Digital video recorder (DVR) or TiVO
Digital cable box
Xbox, Playstation and other video game consoles
Cellphone chargers
Satellite receiver
VCR/DVD player
LCD, CRT or Plasma TV
Audio amplifier
Desktop computer
LED or CRT monitor
Laptop computer
Ink-jet or laser printer

The Simple Steps Energy Vampire Calculator can determine the cost to you and the amount of CO2 emitted by most of these items.
Solution: Buy power strips where needed to plug in your electronics.

For the complete article and many energy saving smart tips, visit the NRDC at

Eating Local is a Community Service, Oklahoma City food columnist Sherrel Jones examines the different ways people can find locally grown foods.
By Sherrel Jones, The Daily Oklahoman
Published: May 18, 2011

Ask me today how to get locally grown Oklahoma food, and I could talk enough to equal one of our recent windstorms.

Local is a concept worth growing for plenty of reasons.

First is flavor. If you ever have enjoyed freshly harvested arugula,asparagus, beets, broccoli, cabbage, carrots, peas, new potatoes, onions orspinach, you know what a difference it makes.

Secondary reasons are many, but supporting the "Know your farmer, know yourfood" movement helps assure quality you can trust.

Buying produce that only had a short distance to travel has plenty to dowith how fresh food is when it arrives in your kitchen.
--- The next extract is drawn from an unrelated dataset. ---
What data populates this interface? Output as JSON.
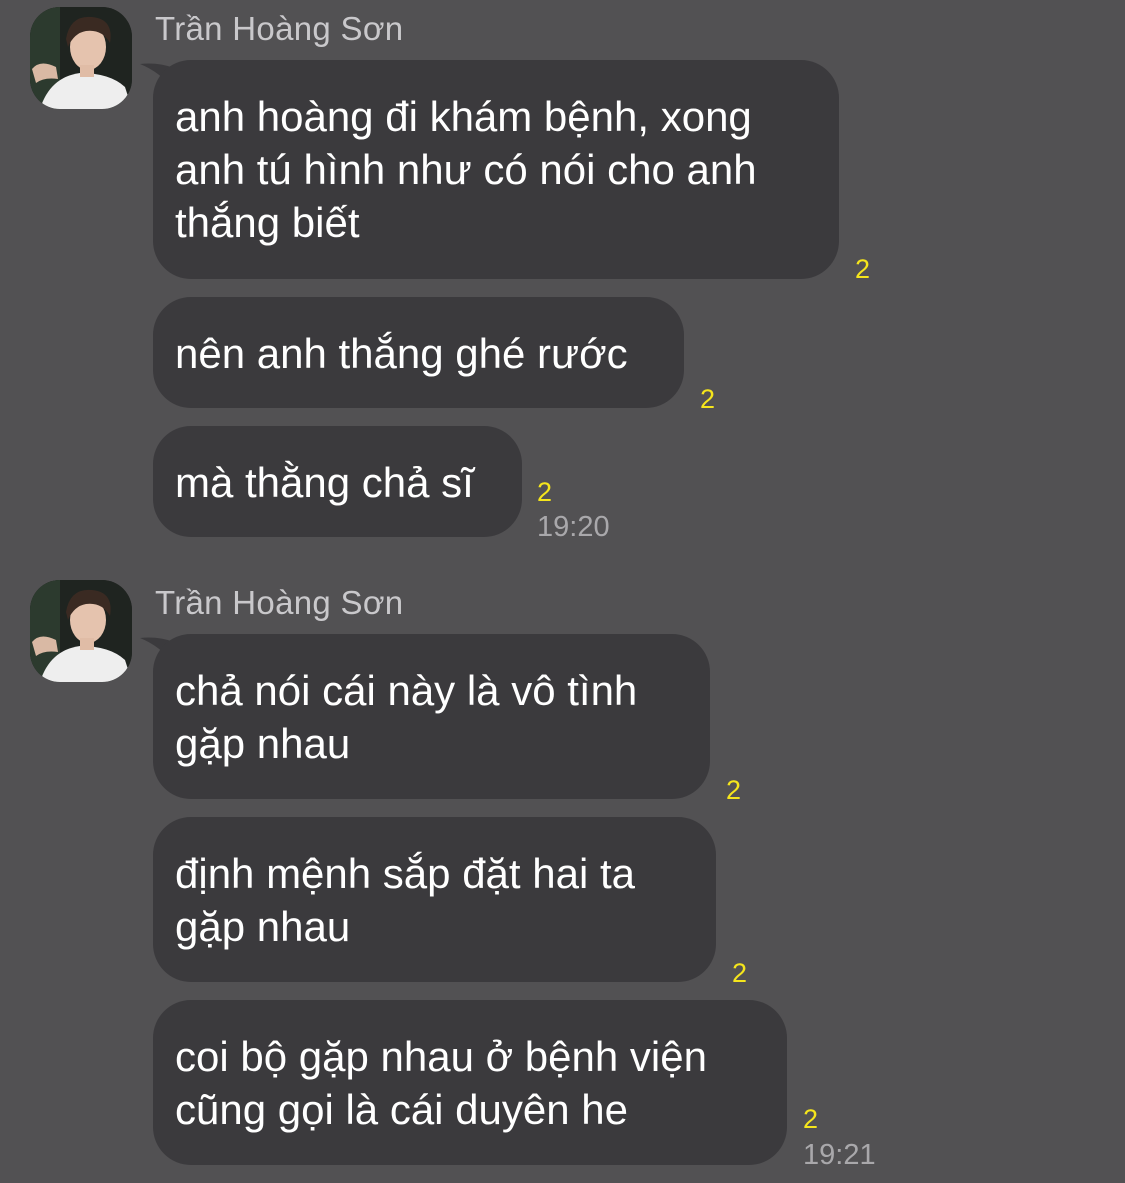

Food that hastraveled 1,500 miles and sat in storage for days, weeks or even monthsbefore traveling to your local grocer is not the same as that picked from afarm nearby.

Less travel for your food means less fuel, meaning less dependence on foreign oil, which means extra money to spend on locally grown food.
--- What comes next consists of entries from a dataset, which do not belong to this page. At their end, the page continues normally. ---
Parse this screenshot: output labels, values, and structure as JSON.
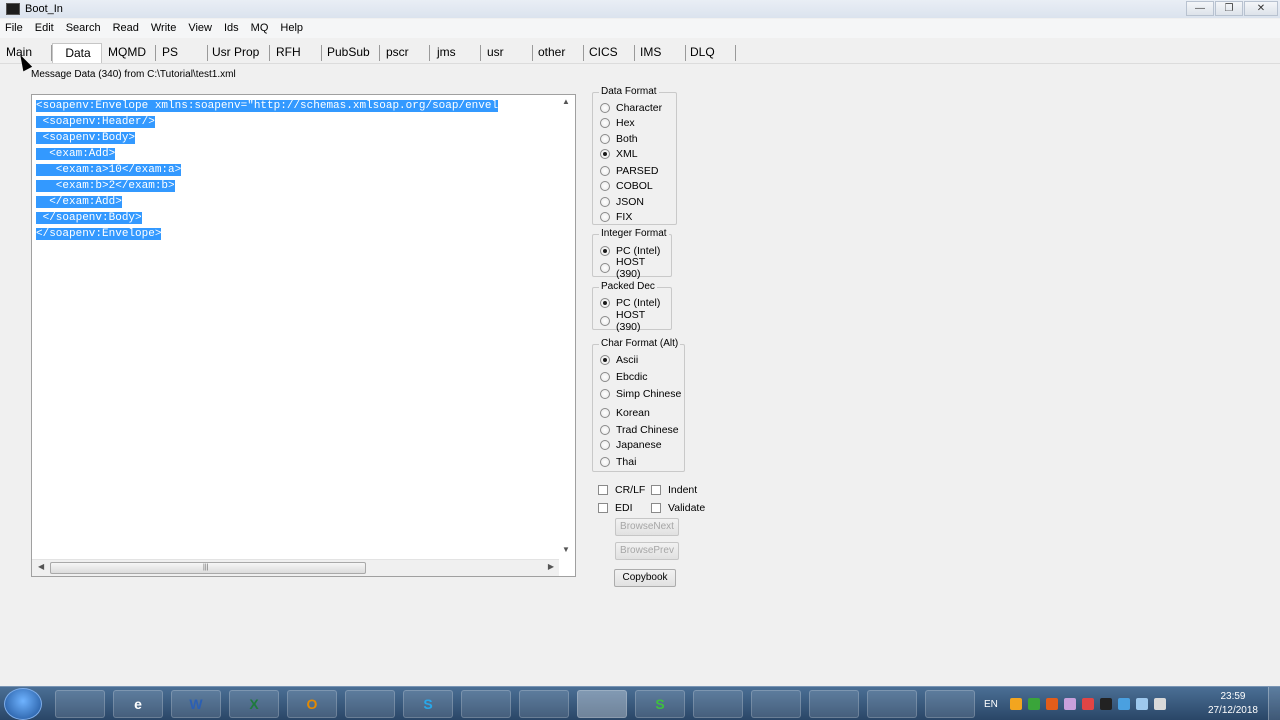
{
  "window": {
    "title": "Boot_In",
    "controls": {
      "minimize": "—",
      "maximize": "❐",
      "close": "✕"
    }
  },
  "menu": [
    "File",
    "Edit",
    "Search",
    "Read",
    "Write",
    "View",
    "Ids",
    "MQ",
    "Help"
  ],
  "tabs": [
    "Main",
    "Data",
    "MQMD",
    "PS",
    "Usr Prop",
    "RFH",
    "PubSub",
    "pscr",
    "jms",
    "usr",
    "other",
    "CICS",
    "IMS",
    "DLQ"
  ],
  "active_tab": "Data",
  "message_info": "Message Data (340) from C:\\Tutorial\\test1.xml",
  "editor": {
    "lines": [
      "<soapenv:Envelope xmlns:soapenv=\"http://schemas.xmlsoap.org/soap/envel",
      " <soapenv:Header/>",
      " <soapenv:Body>",
      "  <exam:Add>",
      "   <exam:a>10</exam:a>",
      "   <exam:b>2</exam:b>",
      "  </exam:Add>",
      " </soapenv:Body>",
      "</soapenv:Envelope>"
    ]
  },
  "data_format": {
    "label": "Data Format",
    "options": [
      "Character",
      "Hex",
      "Both",
      "XML",
      "PARSED",
      "COBOL",
      "JSON",
      "FIX"
    ],
    "selected": "XML"
  },
  "integer_format": {
    "label": "Integer Format",
    "options": [
      "PC (Intel)",
      "HOST (390)"
    ],
    "selected": "PC (Intel)"
  },
  "packed_dec": {
    "label": "Packed Dec",
    "options": [
      "PC (Intel)",
      "HOST (390)"
    ],
    "selected": "PC (Intel)"
  },
  "char_format": {
    "label": "Char Format (Alt)",
    "options": [
      "Ascii",
      "Ebcdic",
      "Simp Chinese",
      "Korean",
      "Trad Chinese",
      "Japanese",
      "Thai"
    ],
    "selected": "Ascii"
  },
  "checkboxes": {
    "crlf": "CR/LF",
    "indent": "Indent",
    "edi": "EDI",
    "validate": "Validate"
  },
  "buttons": {
    "browse_next": "BrowseNext",
    "browse_prev": "BrowsePrev",
    "copybook": "Copybook"
  },
  "taskbar": {
    "apps": [
      "",
      "e",
      "W",
      "X",
      "O",
      "",
      "S",
      "",
      "",
      "",
      "S",
      "",
      "",
      "",
      "",
      ""
    ],
    "language": "EN",
    "time": "23:59",
    "date": "27/12/2018"
  }
}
Plastic by Any Other Name
Coke and Pepsi's plant-based bottles still damage the environment.
By Amy Westervelt,

First came the press releases: In March, PepsiCo touted the "World's First 100 Percent Plant-Based, Renewably Sourced PET Bottle," prompting CocaCola to stammer, "Odwalla First to Market with up to 100 Percent PlantBottle™ Packaging." The subsequent headlines bumped the hype up a notch: "Pepsi bottles: no more plastic" (Christian Science Monitor), "Pepsi Ups Ante on Plant-Based Bottles with 100% Non-Plastic Bottle" (GreenBiz), "Coca Cola—designing bottles from recycled plastic and plant by-product" (Guardian). Last month, Coca-Cola released a commercial for its Dasani-brand bottled water arguing that its partly plant-based packaging is "designed to make a difference": But despite all the buzz, Coca-Cola and PepsiCo's plant-based bottles are still very much plastic.
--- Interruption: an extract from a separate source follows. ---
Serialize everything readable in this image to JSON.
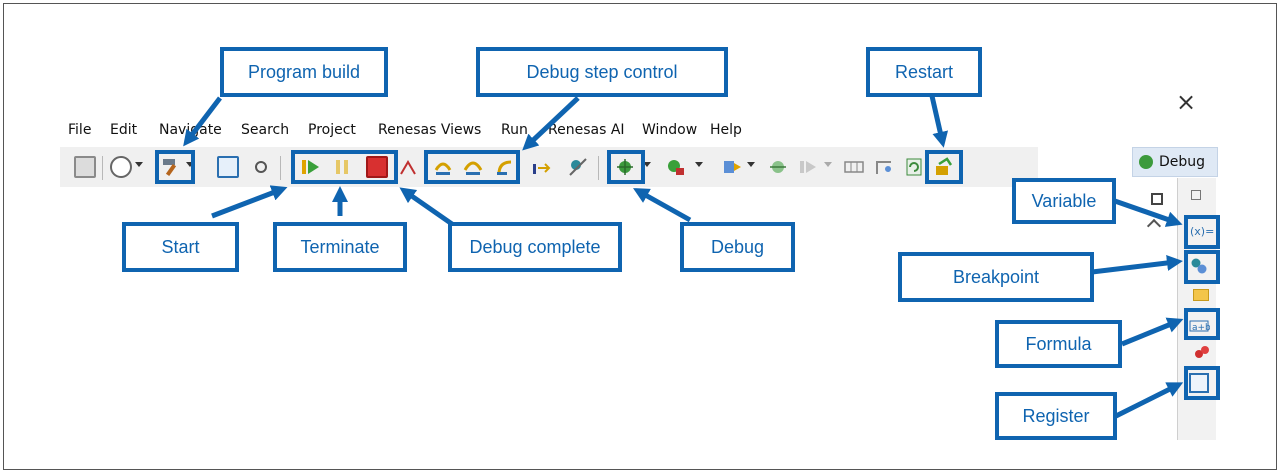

The companies have merely replaced the fossil fuels (petroleum and natural gas) traditionally used to make their plastic bottles with ethanol from renewable sources (plant waste in Pepsi's case and Brazilian sugar cane in Coke's). Though these initial inputs come from renewable, lower-carbon sources, the resulting plastics are chemically identical to the polyethylene terepthalate, or PET, and high-density polyethylene, or HDPE, that regular plastic bottles are made of—a fact the companies acknowledge. And once the inputs become plastic, they carry all the same environmental impacts as plastic made from fossil fuels: They don't biodegrade, they pollute the world's oceans and soils, and still leach potentially harmful chemicals into our food.

Wednesday, June 8, 2011

Local Foods Week in Oklahoma!

JUNE 12-19th

It's time again to honor our local farmers and ranchers for their outstanding contributions to our health and community. Visit for events around the state.

Pott County Farmer's Market and Sustainable Shawnee presents in honor of Local Food Week:
Wednesday, June 15th
10-11 am

Tim Sean is a Singer/Songwriter/Guitarist and youth minister at Emmanuel Episcopal Church. He'll be singing songs from his most recent album, Practice Resurrection, and offering CD's for sale as a fundraiser for Family Promise of Shawnee. For more information on Tim Sean, visit his website,

The market will also have a cooking demonstration and face-painting for the children. Come by for great food and entertainment with us at the Farmers Market!